> _Listed entries_
---------------

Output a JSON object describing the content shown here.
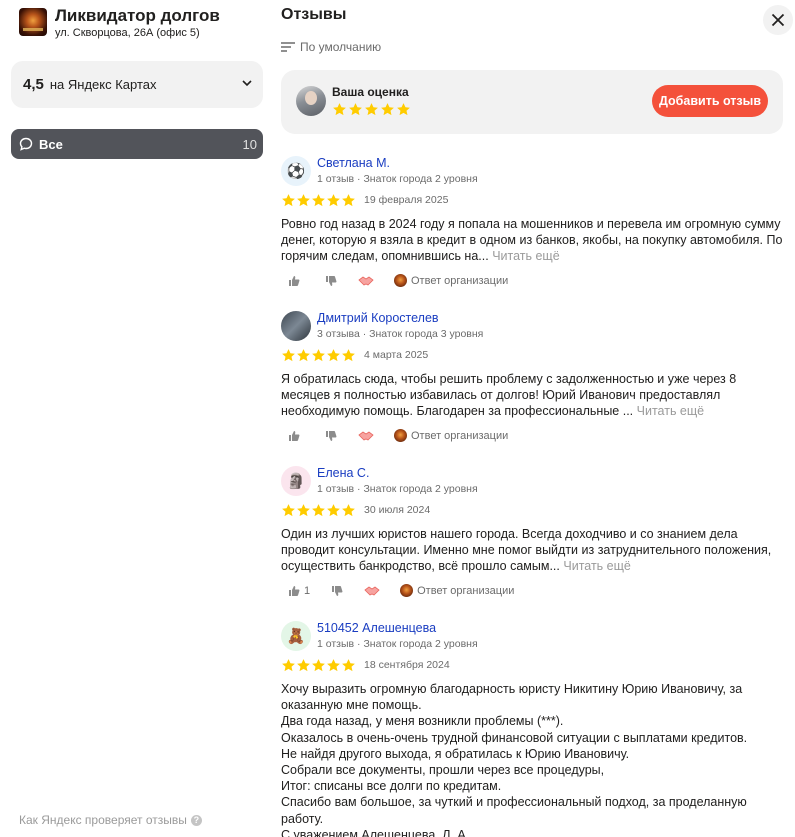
{
  "org": {
    "name": "Ликвидатор долгов",
    "address": "ул. Скворцова, 26А (офис 5)"
  },
  "rating": {
    "value": "4,5",
    "source": "на Яндекс Картах"
  },
  "filter": {
    "all_label": "Все",
    "all_count": "10"
  },
  "footer": {
    "how_checks": "Как Яндекс проверяет отзывы"
  },
  "reviews_panel": {
    "title": "Отзывы",
    "sort_label": "По умолчанию",
    "your_rating_label": "Ваша оценка",
    "add_review_button": "Добавить отзыв",
    "read_more": "Читать ещё",
    "org_reply": "Ответ организации"
  },
  "colors": {
    "accent": "#f4513b",
    "star": "#fc0",
    "name_link": "#1a3dc1",
    "filter_bg": "#52545a"
  },
  "reviews": [
    {
      "name": "Светлана М.",
      "meta": "1 отзыв · Знаток города 2 уровня",
      "stars": 5,
      "date": "19 февраля 2025",
      "avatar_icon": "soccer-ball-icon",
      "text": "Ровно год назад в 2024 году я попала на мошенников и перевела им огромную сумму денег, которую я взяла в кредит в одном из банков, якобы, на покупку автомобиля. По горячим следам, опомнившись на...",
      "likes": ""
    },
    {
      "name": "Дмитрий Коростелев",
      "meta": "3 отзыва · Знаток города 3 уровня",
      "stars": 5,
      "date": "4 марта 2025",
      "avatar_icon": "car-photo-icon",
      "text": "Я обратилась сюда, чтобы решить проблему с задолженностью и уже через 8 месяцев я полностью избавилась от долгов! Юрий Иванович предоставлял необходимую помощь. Благодарен за профессиональные ...",
      "likes": ""
    },
    {
      "name": "Елена С.",
      "meta": "1 отзыв · Знаток города 2 уровня",
      "stars": 5,
      "date": "30 июля 2024",
      "avatar_icon": "statue-icon",
      "text": "Один из лучших юристов нашего города. Всегда доходчиво и со знанием дела проводит консультации. Именно мне помог выйдти из затруднительного положения, осуществить банкродство, всё прошло самым...",
      "likes": "1"
    },
    {
      "name": "510452 Алешенцева",
      "meta": "1 отзыв · Знаток города 2 уровня",
      "stars": 5,
      "date": "18 сентября 2024",
      "avatar_icon": "toy-icon",
      "text": "Хочу выразить огромную благодарность юристу Никитину Юрию Ивановичу, за оказанную мне помощь.\nДва года назад, у меня возникли проблемы (***).\nОказалось в очень-очень трудной финансовой ситуации с выплатами кредитов.\nНе найдя другого выхода, я обратилась к Юрию Ивановичу.\nСобрали все документы, прошли через все процедуры,\nИтог: списаны все долги по кредитам.\nСпасибо вам большое, за чуткий и профессиональный подход, за проделанную работу.\nС уважением Алешенцева. Л. А.",
      "likes": ""
    }
  ]
}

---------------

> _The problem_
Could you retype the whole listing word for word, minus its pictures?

> _Written solution_
Output a JSON object describing the content shown here.
{
  "org": {
    "name": "Ликвидатор долгов",
    "address": "ул. Скворцова, 26А (офис 5)"
  },
  "rating": {
    "value": "4,5",
    "source": "на Яндекс Картах"
  },
  "filter": {
    "all_label": "Все",
    "all_count": "10"
  },
  "footer": {
    "how_checks": "Как Яндекс проверяет отзывы"
  },
  "reviews_panel": {
    "title": "Отзывы",
    "sort_label": "По умолчанию",
    "your_rating_label": "Ваша оценка",
    "add_review_button": "Добавить отзыв",
    "read_more": "Читать ещё",
    "org_reply": "Ответ организации"
  },
  "colors": {
    "accent": "#f4513b",
    "star": "#fc0",
    "name_link": "#1a3dc1",
    "filter_bg": "#52545a"
  },
  "reviews": [
    {
      "name": "Светлана М.",
      "meta": "1 отзыв · Знаток города 2 уровня",
      "stars": 5,
      "date": "19 февраля 2025",
      "avatar_icon": "soccer-ball-icon",
      "text": "Ровно год назад в 2024 году я попала на мошенников и перевела им огромную сумму денег, которую я взяла в кредит в одном из банков, якобы, на покупку автомобиля. По горячим следам, опомнившись на...",
      "likes": ""
    },
    {
      "name": "Дмитрий Коростелев",
      "meta": "3 отзыва · Знаток города 3 уровня",
      "stars": 5,
      "date": "4 марта 2025",
      "avatar_icon": "car-photo-icon",
      "text": "Я обратилась сюда, чтобы решить проблему с задолженностью и уже через 8 месяцев я полностью избавилась от долгов! Юрий Иванович предоставлял необходимую помощь. Благодарен за профессиональные ...",
      "likes": ""
    },
    {
      "name": "Елена С.",
      "meta": "1 отзыв · Знаток города 2 уровня",
      "stars": 5,
      "date": "30 июля 2024",
      "avatar_icon": "statue-icon",
      "text": "Один из лучших юристов нашего города. Всегда доходчиво и со знанием дела проводит консультации. Именно мне помог выйдти из затруднительного положения, осуществить банкродство, всё прошло самым...",
      "likes": "1"
    },
    {
      "name": "510452 Алешенцева",
      "meta": "1 отзыв · Знаток города 2 уровня",
      "stars": 5,
      "date": "18 сентября 2024",
      "avatar_icon": "toy-icon",
      "text": "Хочу выразить огромную благодарность юристу Никитину Юрию Ивановичу, за оказанную мне помощь.\nДва года назад, у меня возникли проблемы (***).\nОказалось в очень-очень трудной финансовой ситуации с выплатами кредитов.\nНе найдя другого выхода, я обратилась к Юрию Ивановичу.\nСобрали все документы, прошли через все процедуры,\nИтог: списаны все долги по кредитам.\nСпасибо вам большое, за чуткий и профессиональный подход, за проделанную работу.\nС уважением Алешенцева. Л. А.",
      "likes": ""
    }
  ]
}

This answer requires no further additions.